##### STUDY MATERIAL #####

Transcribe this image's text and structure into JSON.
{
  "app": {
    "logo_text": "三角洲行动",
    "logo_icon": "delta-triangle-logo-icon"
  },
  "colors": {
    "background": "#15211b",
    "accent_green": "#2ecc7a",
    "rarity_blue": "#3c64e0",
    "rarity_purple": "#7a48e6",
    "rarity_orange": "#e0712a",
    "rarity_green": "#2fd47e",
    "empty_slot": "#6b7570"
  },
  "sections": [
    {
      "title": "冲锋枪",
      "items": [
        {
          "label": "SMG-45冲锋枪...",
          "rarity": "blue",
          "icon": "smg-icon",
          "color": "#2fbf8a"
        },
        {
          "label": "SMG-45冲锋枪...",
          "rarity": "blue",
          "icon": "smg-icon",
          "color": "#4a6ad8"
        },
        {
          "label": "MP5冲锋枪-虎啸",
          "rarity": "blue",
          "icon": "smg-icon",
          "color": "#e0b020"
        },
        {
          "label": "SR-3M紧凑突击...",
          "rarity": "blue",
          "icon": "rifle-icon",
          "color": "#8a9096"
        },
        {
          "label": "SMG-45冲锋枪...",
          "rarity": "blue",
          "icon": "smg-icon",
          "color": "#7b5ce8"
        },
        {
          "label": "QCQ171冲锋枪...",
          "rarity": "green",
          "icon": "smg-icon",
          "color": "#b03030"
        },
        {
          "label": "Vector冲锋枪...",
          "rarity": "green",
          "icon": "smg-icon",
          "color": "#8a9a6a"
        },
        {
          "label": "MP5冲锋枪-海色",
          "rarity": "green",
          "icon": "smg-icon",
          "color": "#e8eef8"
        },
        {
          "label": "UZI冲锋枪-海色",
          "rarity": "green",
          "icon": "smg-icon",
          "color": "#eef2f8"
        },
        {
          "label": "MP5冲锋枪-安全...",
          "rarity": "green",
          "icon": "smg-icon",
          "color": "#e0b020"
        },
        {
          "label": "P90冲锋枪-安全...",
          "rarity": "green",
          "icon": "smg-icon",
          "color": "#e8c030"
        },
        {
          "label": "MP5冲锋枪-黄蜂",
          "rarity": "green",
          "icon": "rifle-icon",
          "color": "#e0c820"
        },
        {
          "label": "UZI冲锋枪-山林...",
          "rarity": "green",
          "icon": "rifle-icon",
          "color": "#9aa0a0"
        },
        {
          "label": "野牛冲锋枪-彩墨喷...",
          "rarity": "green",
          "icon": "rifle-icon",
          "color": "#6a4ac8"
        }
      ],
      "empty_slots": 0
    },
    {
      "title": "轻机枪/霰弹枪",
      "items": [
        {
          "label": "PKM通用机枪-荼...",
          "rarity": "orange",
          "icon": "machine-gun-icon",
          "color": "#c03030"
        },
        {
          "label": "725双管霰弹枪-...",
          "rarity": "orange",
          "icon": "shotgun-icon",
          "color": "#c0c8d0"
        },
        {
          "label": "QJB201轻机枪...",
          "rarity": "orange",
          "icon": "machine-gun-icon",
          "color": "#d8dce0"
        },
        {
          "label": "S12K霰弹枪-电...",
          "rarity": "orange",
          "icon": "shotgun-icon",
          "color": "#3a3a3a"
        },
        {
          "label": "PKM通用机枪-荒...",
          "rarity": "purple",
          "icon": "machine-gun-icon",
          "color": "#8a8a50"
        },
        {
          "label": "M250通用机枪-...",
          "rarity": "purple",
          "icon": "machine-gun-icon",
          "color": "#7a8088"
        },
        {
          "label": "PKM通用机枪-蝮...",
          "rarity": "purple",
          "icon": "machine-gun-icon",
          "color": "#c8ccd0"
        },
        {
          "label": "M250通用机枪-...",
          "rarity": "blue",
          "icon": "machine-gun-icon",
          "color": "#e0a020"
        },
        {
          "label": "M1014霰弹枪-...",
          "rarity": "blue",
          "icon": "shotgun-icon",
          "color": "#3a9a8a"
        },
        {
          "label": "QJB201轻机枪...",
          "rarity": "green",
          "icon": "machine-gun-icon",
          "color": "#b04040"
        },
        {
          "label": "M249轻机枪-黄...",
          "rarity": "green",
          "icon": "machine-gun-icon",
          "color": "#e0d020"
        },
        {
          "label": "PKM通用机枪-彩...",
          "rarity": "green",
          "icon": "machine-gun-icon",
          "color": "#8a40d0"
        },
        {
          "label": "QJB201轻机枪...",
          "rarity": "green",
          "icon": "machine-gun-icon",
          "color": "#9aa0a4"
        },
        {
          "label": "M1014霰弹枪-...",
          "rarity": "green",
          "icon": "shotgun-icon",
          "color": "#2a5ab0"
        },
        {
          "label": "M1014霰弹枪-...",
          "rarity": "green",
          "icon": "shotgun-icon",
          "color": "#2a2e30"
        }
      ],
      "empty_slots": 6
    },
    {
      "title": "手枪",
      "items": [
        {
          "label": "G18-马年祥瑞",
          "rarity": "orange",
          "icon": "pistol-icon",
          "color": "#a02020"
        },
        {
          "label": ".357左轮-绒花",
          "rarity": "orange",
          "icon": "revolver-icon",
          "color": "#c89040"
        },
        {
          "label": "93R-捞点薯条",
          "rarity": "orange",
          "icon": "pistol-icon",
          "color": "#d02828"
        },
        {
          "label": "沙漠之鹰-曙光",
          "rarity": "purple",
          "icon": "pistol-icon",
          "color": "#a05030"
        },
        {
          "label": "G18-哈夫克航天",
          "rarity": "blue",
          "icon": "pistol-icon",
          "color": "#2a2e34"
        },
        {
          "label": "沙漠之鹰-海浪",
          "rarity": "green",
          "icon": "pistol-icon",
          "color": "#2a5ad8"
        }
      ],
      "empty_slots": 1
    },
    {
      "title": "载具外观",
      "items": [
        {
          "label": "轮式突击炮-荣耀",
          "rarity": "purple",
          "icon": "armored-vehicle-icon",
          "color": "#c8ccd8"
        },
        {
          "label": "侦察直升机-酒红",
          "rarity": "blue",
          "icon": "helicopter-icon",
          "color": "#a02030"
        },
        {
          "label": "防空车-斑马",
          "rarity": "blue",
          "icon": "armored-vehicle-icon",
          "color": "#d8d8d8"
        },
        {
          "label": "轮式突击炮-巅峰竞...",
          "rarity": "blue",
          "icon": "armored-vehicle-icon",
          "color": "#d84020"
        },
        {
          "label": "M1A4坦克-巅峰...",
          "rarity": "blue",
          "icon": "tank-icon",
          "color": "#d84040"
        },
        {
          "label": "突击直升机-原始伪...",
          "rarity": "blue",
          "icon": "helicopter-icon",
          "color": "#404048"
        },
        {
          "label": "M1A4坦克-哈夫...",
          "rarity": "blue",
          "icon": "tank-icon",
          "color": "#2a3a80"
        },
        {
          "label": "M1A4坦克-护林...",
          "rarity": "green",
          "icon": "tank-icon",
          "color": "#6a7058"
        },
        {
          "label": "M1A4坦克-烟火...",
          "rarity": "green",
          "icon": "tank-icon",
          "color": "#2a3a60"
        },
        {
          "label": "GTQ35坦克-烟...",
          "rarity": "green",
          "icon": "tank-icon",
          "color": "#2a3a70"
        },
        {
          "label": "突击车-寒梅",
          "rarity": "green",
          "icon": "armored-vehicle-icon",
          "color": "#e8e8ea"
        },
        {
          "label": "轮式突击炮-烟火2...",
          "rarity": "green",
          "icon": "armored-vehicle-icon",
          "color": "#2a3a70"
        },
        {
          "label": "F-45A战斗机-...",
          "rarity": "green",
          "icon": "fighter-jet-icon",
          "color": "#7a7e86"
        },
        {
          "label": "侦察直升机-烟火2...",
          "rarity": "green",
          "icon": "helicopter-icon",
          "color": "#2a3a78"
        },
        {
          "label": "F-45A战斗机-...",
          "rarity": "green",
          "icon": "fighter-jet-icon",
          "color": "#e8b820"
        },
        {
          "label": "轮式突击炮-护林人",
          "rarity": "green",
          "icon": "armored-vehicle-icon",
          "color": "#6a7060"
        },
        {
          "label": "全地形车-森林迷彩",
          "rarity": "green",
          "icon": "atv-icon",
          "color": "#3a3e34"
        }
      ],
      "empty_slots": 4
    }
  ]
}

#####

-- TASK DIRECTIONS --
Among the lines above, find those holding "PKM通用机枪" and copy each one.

-- SOLUTION BELOW --
          "label": "PKM通用机枪-荼...",
          "label": "PKM通用机枪-荒...",
          "label": "PKM通用机枪-蝮...",
          "label": "PKM通用机枪-彩...",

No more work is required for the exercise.